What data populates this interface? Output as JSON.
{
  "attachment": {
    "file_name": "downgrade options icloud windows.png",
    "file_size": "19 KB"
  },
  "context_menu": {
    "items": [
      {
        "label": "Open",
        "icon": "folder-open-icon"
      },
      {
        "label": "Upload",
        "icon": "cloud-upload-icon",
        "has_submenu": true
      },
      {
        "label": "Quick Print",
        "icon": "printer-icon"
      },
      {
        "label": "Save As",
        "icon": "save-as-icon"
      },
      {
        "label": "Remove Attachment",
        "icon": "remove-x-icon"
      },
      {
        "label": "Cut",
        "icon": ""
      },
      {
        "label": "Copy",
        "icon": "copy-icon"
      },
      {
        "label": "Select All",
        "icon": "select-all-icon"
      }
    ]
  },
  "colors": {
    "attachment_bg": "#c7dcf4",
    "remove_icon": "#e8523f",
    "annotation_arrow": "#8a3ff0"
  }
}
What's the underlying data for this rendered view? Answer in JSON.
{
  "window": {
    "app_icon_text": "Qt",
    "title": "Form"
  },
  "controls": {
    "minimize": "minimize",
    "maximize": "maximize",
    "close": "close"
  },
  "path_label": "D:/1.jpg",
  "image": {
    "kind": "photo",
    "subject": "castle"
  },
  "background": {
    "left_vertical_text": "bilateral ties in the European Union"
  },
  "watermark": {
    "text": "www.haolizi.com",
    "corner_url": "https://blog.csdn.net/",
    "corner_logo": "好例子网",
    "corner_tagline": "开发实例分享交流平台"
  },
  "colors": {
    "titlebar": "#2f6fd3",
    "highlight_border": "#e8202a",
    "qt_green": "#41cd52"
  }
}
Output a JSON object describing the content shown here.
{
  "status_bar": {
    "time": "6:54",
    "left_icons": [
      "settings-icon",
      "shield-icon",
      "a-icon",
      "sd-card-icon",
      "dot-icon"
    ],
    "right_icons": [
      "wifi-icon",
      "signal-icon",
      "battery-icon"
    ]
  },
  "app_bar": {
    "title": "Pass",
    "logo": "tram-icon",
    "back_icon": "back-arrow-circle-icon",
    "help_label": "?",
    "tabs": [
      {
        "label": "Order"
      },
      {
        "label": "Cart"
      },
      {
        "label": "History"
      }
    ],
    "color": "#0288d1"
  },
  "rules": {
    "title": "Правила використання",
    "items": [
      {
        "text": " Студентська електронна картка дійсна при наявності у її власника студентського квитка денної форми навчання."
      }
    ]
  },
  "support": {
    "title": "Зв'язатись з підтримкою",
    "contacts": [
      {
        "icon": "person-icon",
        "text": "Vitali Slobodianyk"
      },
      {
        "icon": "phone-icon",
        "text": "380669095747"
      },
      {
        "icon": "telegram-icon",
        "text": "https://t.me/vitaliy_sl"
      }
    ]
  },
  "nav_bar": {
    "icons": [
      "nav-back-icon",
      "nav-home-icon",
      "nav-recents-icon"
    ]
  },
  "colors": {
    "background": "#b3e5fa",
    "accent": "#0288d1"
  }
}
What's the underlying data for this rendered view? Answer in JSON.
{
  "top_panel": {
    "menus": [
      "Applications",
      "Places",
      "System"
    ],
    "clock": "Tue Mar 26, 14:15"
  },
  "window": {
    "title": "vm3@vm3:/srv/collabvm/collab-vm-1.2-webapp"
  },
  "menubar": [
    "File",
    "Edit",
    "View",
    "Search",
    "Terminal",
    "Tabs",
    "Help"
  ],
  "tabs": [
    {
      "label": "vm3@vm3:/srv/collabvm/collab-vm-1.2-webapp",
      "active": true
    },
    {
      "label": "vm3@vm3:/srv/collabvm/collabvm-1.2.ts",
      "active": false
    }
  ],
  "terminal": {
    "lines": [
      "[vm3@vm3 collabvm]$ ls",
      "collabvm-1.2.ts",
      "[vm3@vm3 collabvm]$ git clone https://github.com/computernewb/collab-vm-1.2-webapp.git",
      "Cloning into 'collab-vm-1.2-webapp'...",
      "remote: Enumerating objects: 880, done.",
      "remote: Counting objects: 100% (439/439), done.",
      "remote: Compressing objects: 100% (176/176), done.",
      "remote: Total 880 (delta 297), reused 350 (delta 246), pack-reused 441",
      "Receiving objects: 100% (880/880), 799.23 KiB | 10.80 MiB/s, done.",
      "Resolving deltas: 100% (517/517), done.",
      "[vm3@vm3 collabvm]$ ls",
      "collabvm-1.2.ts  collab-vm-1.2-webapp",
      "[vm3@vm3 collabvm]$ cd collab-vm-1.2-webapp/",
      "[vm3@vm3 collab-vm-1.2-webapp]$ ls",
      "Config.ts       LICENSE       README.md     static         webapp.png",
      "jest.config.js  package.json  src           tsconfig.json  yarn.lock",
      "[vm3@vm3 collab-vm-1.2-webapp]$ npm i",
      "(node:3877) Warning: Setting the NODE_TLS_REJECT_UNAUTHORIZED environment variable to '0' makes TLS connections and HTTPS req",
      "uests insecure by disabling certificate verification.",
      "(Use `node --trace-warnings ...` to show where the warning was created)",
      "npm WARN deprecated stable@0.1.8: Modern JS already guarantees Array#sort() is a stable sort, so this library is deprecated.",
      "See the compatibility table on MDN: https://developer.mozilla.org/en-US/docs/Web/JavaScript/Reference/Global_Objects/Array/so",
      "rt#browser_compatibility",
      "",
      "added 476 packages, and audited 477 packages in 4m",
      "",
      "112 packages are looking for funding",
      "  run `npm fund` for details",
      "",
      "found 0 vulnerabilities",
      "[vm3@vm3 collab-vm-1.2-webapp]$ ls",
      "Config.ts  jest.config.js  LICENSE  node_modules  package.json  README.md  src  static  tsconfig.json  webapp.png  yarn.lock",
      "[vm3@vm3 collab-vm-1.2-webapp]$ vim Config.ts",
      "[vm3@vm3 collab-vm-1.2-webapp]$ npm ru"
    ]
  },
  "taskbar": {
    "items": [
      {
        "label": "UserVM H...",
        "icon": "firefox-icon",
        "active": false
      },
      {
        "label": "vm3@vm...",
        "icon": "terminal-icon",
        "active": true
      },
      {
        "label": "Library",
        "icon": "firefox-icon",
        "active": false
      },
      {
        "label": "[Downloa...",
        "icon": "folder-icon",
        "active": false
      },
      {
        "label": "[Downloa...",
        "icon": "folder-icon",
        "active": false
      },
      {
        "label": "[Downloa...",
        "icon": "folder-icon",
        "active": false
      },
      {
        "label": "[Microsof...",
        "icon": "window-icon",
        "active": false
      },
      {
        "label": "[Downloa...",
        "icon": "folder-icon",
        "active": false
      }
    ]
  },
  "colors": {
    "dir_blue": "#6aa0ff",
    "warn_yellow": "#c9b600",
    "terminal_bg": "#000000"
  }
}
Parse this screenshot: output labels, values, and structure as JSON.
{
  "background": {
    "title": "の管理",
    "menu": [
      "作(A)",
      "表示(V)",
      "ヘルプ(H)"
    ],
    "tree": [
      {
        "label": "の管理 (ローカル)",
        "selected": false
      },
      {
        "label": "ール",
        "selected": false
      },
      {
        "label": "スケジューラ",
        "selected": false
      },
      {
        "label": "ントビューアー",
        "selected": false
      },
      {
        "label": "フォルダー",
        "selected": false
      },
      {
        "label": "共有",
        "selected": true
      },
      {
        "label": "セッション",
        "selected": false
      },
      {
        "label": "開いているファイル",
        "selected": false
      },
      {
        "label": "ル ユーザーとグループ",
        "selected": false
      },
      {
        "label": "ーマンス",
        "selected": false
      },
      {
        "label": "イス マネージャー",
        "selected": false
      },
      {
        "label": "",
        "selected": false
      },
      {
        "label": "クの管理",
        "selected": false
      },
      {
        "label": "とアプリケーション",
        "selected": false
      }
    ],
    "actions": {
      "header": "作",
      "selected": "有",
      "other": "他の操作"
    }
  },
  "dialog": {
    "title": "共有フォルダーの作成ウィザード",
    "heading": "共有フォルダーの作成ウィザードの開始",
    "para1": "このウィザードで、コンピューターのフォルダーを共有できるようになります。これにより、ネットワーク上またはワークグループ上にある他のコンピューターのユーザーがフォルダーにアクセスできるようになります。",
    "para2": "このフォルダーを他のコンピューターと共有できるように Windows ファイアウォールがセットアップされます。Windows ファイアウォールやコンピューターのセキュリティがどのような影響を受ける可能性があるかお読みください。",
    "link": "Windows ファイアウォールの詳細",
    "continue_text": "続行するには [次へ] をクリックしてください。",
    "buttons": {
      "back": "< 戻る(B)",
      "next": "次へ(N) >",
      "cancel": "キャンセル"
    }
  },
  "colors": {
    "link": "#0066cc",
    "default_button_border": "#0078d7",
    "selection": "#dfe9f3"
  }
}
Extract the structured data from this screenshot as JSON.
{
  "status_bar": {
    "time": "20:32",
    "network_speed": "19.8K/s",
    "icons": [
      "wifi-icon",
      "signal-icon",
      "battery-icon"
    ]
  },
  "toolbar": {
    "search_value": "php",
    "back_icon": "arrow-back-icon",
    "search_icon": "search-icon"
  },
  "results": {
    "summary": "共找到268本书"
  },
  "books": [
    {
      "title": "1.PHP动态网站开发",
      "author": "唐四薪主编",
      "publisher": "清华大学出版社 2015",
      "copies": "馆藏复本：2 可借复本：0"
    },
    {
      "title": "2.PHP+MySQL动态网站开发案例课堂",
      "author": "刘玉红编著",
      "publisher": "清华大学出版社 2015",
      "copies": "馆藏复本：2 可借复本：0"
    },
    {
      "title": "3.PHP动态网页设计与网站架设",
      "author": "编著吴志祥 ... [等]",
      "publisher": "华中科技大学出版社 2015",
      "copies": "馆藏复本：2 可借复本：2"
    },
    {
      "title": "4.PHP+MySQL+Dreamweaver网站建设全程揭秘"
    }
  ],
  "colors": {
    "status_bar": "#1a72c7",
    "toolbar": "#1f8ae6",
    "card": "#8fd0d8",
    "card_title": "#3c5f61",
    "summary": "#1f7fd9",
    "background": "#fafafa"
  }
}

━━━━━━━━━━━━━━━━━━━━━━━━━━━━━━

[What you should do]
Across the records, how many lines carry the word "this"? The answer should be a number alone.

[Task output]
6